Nicholas Goodchild

Historic and Pared Down

Why You’re Eating Horsemeat

15 February 2013 by Nicholas in Current Events

There is a wilful ignorance of how processed food is made. We don’t want to think about the reality or logistics of it, and our voluntary disconnect from our food is being challenged by the current reverberations of the presence of horse meat in the food chain.

How many times have you looked at a baked product or chocolate sweet and it has informed you that it may contain traces of nuts?

Although there are no nuts in the particular thing that you are seeking to eat, it has been made in an environment where nuts are used and there could be cross contamination. This is a simplistic example but illuminates how you can have pork or horse meat in a beef product.

Although we like to think that a meal is made in an analogous manner to how we would prepare one in a kitchen nothing could be further from the truth: everything is made on an industrial scale in ways to maximise profit. “Beef” will be bought in in huge quantities, ready minced. It will come from factories that also handle lamb, pork and (apparently) horse. A single beef burger (even if it is all beef) will contain DNA from upwards of a thousand animals, all processed and packaged in a meat plant before going to either a beef burger preparation area or plant.

Moreover, when you buy a product with a company’s or shop’s livery all over it it hasn’t been manufactured by that company. They source it from a factory that makes food for many different clients. What you are buying is a brand and a set of specifications that they try to make the manufacturer adhere to. There are going to be fewer makers than there are brands, and a bran is no guarantee of provenance. Just because you like a company’s pies doesn’t mean that their buns will come from the same manufacturer. In fact, they are highly likely not to.

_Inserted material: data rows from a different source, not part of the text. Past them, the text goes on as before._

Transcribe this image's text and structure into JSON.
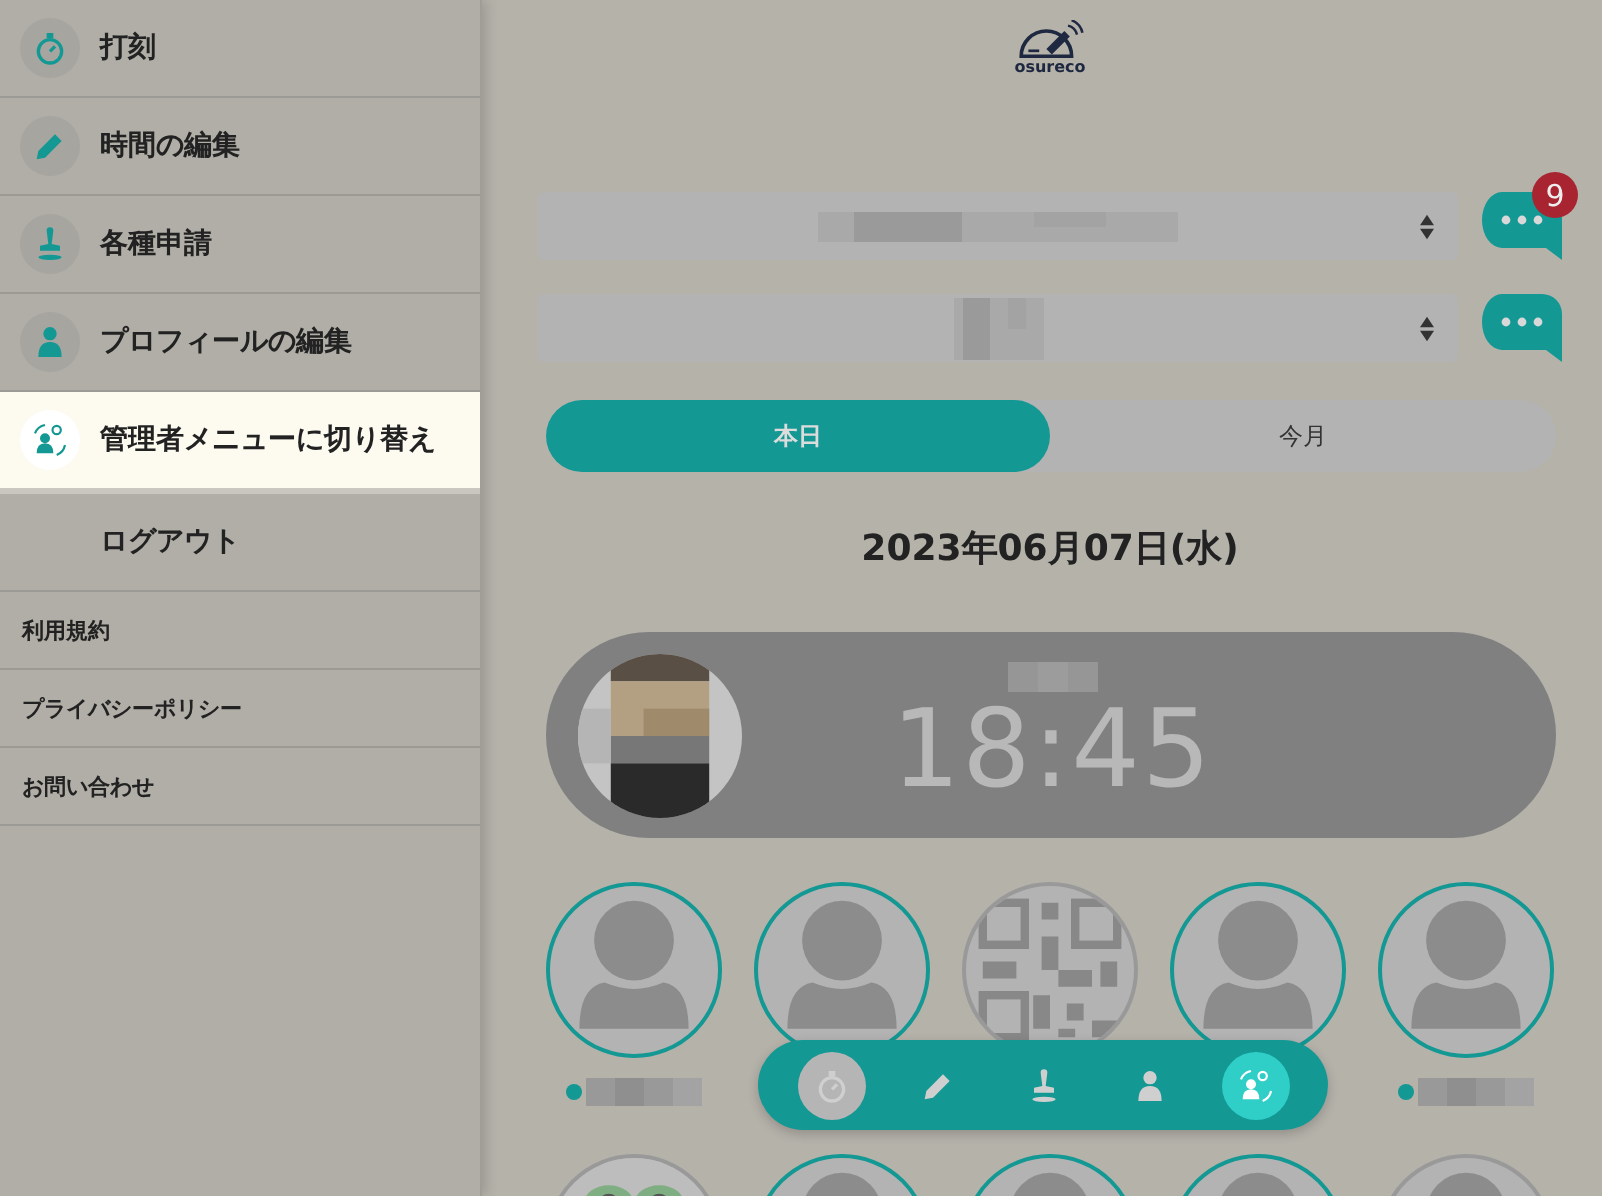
{
  "sidebar": {
    "menu": [
      {
        "label": "打刻",
        "kind": "stopwatch",
        "selected": false
      },
      {
        "label": "時間の編集",
        "kind": "pencil",
        "selected": false
      },
      {
        "label": "各種申請",
        "kind": "stamp",
        "selected": false
      },
      {
        "label": "プロフィールの編集",
        "kind": "person",
        "selected": false
      },
      {
        "label": "管理者メニューに切り替え",
        "kind": "admin",
        "selected": true
      },
      {
        "label": "ログアウト",
        "kind": "plain",
        "selected": false
      }
    ],
    "links": [
      "利用規約",
      "プライバシーポリシー",
      "お問い合わせ"
    ]
  },
  "logo": {
    "text": "osureco"
  },
  "selects": [
    {
      "kind": "with_badge",
      "badge": "9"
    },
    {
      "kind": "plain"
    }
  ],
  "tabs": [
    {
      "label": "本日",
      "selected": true
    },
    {
      "label": "今月",
      "selected": false
    }
  ],
  "date": "2023年06月07日(水)",
  "clock": {
    "time": "18:45"
  },
  "members": [
    {
      "kind": "person",
      "color": "#139893",
      "status_dot": true
    },
    {
      "kind": "person",
      "color": "#139893",
      "status_dot": false
    },
    {
      "kind": "qr",
      "color": "#999999",
      "status_dot": false
    },
    {
      "kind": "person",
      "color": "#139893",
      "status_dot": false
    },
    {
      "kind": "person",
      "color": "#139893",
      "status_dot": true
    },
    {
      "kind": "picture",
      "color": "#999999",
      "status_dot": false
    },
    {
      "kind": "person",
      "color": "#139893",
      "status_dot": false
    },
    {
      "kind": "person",
      "color": "#139893",
      "status_dot": false
    },
    {
      "kind": "person",
      "color": "#139893",
      "status_dot": false
    },
    {
      "kind": "person",
      "color": "#999999",
      "status_dot": false
    }
  ],
  "bottom_nav": [
    {
      "kind": "stopwatch",
      "selected": false
    },
    {
      "kind": "pencil",
      "selected": false
    },
    {
      "kind": "stamp",
      "selected": false
    },
    {
      "kind": "person",
      "selected": false
    },
    {
      "kind": "admin",
      "selected": true
    }
  ]
}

This is how horse meat can enter the human food chain. It is symptomatic of ridiculous levels of naivety to actually be surprised when it does. The only way to know what is in the food you eat is to make it yourself an know exactly where all the ingredients come from. To make each meal separately and not do anything in bulk. And, as the majority of people are going to abdicate responsibility on this, we’re going to see mock indignation and hand wringing, some sop to the current outrage and the industrial preparation of food to carry on as normal.